- **Your assignment**
Across the entries that follow, how many lines have the word "vasastan" in them? Give only the number.

══ Given entries ══

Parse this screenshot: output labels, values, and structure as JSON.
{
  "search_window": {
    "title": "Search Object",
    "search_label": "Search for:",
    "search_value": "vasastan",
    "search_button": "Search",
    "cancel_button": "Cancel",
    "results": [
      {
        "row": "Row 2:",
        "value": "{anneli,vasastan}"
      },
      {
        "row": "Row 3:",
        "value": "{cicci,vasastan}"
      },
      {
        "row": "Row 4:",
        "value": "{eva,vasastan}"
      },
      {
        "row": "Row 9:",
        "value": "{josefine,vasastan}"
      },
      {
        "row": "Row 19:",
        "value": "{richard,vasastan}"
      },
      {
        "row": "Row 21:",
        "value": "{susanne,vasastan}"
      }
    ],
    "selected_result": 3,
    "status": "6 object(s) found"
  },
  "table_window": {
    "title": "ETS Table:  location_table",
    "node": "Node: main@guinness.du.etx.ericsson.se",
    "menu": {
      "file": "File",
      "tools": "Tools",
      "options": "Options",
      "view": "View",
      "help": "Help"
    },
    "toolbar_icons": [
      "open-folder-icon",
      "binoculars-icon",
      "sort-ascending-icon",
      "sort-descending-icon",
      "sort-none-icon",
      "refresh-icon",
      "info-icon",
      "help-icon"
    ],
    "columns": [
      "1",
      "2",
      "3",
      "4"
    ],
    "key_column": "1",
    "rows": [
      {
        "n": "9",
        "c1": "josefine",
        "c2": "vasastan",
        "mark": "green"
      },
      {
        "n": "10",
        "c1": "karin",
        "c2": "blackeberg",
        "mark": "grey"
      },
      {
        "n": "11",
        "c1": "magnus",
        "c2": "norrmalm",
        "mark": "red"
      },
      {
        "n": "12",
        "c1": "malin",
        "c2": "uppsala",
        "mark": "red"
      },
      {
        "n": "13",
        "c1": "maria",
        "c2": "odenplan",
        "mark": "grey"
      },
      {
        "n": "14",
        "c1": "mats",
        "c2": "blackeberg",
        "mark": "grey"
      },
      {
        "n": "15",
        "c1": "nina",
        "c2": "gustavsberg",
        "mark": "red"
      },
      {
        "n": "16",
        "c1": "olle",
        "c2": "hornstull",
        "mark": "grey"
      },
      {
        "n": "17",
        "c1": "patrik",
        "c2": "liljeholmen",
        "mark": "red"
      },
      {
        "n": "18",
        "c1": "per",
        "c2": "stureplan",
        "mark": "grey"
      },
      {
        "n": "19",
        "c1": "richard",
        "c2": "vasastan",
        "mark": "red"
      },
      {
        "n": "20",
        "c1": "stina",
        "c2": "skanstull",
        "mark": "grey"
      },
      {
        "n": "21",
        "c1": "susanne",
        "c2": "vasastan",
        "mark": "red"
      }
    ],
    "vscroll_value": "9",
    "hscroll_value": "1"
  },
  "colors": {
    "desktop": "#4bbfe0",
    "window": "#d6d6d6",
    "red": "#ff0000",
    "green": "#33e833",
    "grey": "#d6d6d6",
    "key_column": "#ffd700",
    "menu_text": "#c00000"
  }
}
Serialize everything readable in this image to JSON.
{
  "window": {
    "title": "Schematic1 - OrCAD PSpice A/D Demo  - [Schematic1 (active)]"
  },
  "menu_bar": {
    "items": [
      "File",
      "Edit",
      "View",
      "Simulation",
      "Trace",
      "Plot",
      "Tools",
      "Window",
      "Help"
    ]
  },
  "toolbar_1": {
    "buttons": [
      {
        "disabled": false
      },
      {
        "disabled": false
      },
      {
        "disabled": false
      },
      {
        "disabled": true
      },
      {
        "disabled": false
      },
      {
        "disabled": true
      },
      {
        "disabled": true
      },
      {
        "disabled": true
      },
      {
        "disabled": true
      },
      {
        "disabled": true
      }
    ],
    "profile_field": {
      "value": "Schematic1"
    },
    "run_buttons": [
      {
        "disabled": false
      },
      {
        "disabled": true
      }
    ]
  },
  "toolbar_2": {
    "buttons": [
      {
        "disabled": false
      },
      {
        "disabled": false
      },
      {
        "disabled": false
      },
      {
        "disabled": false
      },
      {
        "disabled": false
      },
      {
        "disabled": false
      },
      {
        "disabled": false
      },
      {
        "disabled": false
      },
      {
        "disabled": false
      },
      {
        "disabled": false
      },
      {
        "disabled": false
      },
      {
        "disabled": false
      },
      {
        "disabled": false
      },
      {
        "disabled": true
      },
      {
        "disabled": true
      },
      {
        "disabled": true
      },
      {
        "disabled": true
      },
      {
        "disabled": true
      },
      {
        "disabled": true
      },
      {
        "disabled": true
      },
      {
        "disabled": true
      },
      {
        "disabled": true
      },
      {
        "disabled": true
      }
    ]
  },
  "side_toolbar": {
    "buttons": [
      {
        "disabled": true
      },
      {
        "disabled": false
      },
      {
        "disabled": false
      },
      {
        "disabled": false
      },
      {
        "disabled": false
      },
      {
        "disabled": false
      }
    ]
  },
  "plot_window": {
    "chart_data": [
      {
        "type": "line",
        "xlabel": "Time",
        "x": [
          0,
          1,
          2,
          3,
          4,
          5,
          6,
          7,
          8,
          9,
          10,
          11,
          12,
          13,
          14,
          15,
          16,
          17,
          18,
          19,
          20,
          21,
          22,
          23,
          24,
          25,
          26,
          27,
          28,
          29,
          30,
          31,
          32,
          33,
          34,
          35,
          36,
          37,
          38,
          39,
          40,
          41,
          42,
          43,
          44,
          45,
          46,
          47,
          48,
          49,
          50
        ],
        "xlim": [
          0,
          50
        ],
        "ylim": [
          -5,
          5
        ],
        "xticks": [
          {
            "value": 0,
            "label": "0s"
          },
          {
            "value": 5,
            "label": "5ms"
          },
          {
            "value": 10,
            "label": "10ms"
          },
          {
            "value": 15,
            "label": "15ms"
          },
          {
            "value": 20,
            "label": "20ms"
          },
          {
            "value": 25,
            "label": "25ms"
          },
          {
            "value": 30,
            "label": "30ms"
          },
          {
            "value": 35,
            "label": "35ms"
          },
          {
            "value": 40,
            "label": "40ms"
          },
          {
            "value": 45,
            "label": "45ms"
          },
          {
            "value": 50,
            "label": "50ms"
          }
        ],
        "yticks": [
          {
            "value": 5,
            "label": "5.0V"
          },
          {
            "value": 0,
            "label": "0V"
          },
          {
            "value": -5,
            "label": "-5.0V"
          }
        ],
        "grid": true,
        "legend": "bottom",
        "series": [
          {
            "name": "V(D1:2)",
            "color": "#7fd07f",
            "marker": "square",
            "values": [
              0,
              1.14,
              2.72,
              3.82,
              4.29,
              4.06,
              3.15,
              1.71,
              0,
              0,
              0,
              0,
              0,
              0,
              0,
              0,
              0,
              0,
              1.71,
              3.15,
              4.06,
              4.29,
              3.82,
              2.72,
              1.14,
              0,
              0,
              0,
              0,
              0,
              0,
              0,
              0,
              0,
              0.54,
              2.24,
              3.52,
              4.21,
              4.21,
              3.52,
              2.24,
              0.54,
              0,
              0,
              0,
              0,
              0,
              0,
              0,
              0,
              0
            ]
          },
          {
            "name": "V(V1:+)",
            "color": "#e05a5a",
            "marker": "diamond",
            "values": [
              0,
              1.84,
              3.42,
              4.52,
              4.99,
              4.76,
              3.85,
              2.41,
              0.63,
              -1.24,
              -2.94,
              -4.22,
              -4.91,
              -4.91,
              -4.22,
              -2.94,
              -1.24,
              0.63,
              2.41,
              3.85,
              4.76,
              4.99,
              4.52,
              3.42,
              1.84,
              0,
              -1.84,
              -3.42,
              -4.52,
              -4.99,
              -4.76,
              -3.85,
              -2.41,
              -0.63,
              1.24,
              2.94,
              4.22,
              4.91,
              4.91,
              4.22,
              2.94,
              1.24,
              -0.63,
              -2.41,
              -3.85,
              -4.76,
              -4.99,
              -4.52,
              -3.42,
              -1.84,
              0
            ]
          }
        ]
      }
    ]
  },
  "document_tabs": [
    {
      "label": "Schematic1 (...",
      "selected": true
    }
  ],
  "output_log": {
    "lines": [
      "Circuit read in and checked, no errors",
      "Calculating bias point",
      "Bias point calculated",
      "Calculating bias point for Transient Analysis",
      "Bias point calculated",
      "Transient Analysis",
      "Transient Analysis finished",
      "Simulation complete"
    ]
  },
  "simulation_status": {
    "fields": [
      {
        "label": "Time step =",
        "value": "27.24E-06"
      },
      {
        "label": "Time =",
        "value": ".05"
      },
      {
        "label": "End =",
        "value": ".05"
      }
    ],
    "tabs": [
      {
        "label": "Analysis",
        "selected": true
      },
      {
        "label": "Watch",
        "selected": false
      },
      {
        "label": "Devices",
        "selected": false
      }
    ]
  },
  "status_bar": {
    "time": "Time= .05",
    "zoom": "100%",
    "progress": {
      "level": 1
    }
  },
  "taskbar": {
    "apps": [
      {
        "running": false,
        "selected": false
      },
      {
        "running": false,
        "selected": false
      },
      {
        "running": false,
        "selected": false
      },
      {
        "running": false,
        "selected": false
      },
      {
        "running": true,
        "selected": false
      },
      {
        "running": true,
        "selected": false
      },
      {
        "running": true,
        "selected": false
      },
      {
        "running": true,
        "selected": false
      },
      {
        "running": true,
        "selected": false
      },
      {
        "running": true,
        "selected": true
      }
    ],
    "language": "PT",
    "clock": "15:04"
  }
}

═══

- **Exercise answer**
10